But the tide is turning. In sectors with a shortage of qualified candidates, such as health care and tech, flexibility is declining. And then there’s the rigidity of the regulatory framework.
In the Netherlands, working conditions are heavily regulated by a framework of employment laws, collective labour agreements (CLAs), rigid pay structures and pension systems. Employment law rules and regulations protect employees, historically considered the weaker party to an employment contract. Most sector-specific CLAs include highly detailed mandatory provisions that do not offer sufficient flexibility. Pay structures and pay scales are often based on rigid job rating systems. And the Dutch pension system, although still one of the best in the world, is under pressure.

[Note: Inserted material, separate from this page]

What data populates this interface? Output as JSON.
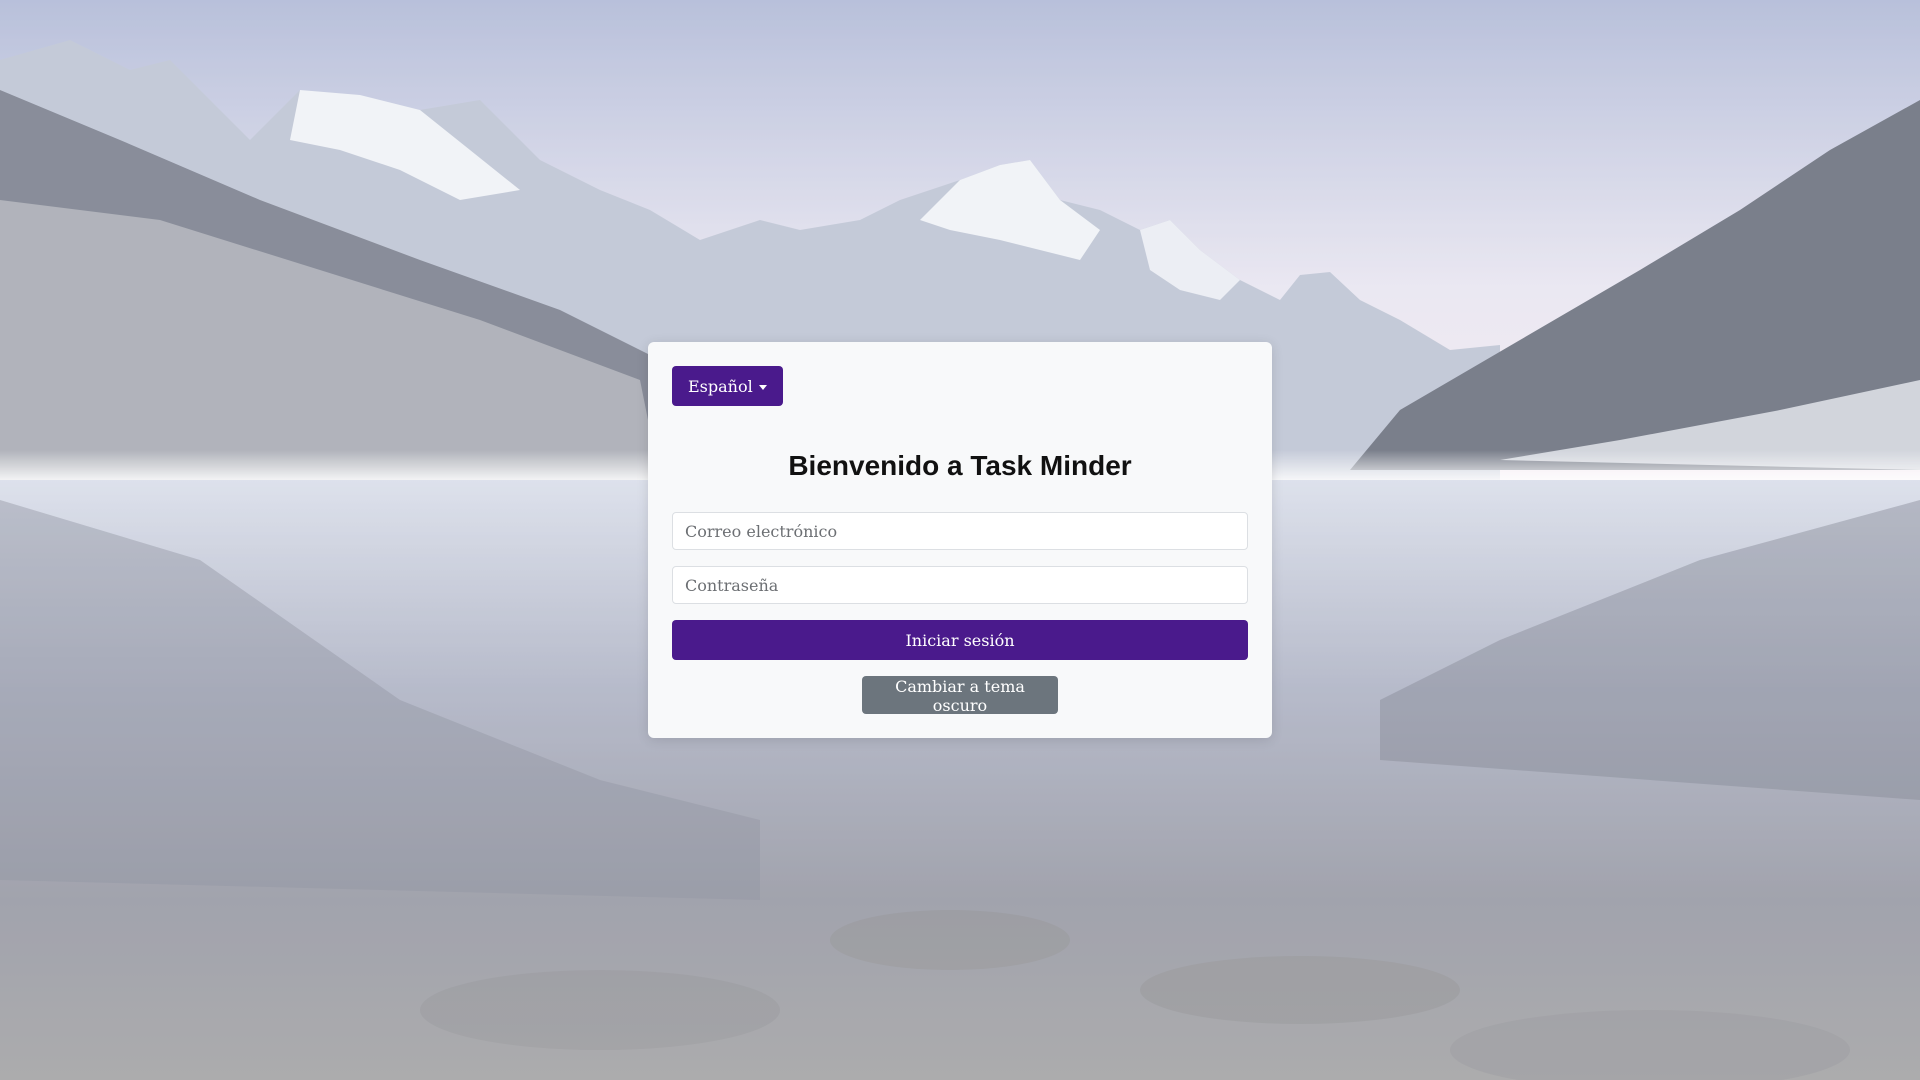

Necessary fundamental changes in employment conditions are hampered by the conservative attitude of most trade unions. All in all, the Netherlands’ score on regulatory flexibility is poor, which means that the amount of flexibility to freely negotiate pay and pay structures is low. Seniority still determines the size of a person’s base salary and, accordingly, the demotion of older workers is a taboo. Opting out of this rigid regulatory framework is quite a challenge.
So, in the Future of Work 2030 we ask ourselves on your behalf: how will the labour market develop over time? How can organisations prepare for a future that few can predict? What type of flexibility is needed to become agile and foster continuous agility? How can individuals shape their own future career and take ownership of lifelong learning and development? And foremost, how can our government and social partners change the current legal and regulatory framework in order to facilitate both agility of organisations and mobility of individual workers (employagility)?
These are some of the possible solutions and calls to action:
By addressing flexibility in a robust way NOW, the Netherlands create a huge opportunity to reclaim its role as an international trendsetter in balanced work relations. In order to do so, political policy makers and social partners have to choose a common approach to the big future work themes first and develop, in co-creation, a clear set of rules to facilitate organisations and people in shaping different types of work contracts. Secondly, they have to promote a uniform interpretation and application of such rules, set new guidelines for the international playing field and create a competitive edge in today’s war for talent. Obviously, legislators should not act in isolation, but cooperate with other jurisdictions and learn from best practices and solutions that work. Trade unions and employer organisations must redefine their traditional roles and focus on how to create a sustainable future for all workers.
By doing this, flexibility will be deployed for the benefit of organisations and workers irrespective of their contract form. If this succeeds, we will rewrite the rules for the future of the international labour markets and take the lead in the worldwide search for scarce talent.
*This is the third blog of a series of four based on the publication 'The future of work 2030 - a wake-up call for organisations, people and government' by PwC People & Organisation. Earlier we published our vision on the revitalisation of the labour market and a blog in which the perspective of inequality was highlighted. A blog about the third key theme technology will follow. Download the full report here.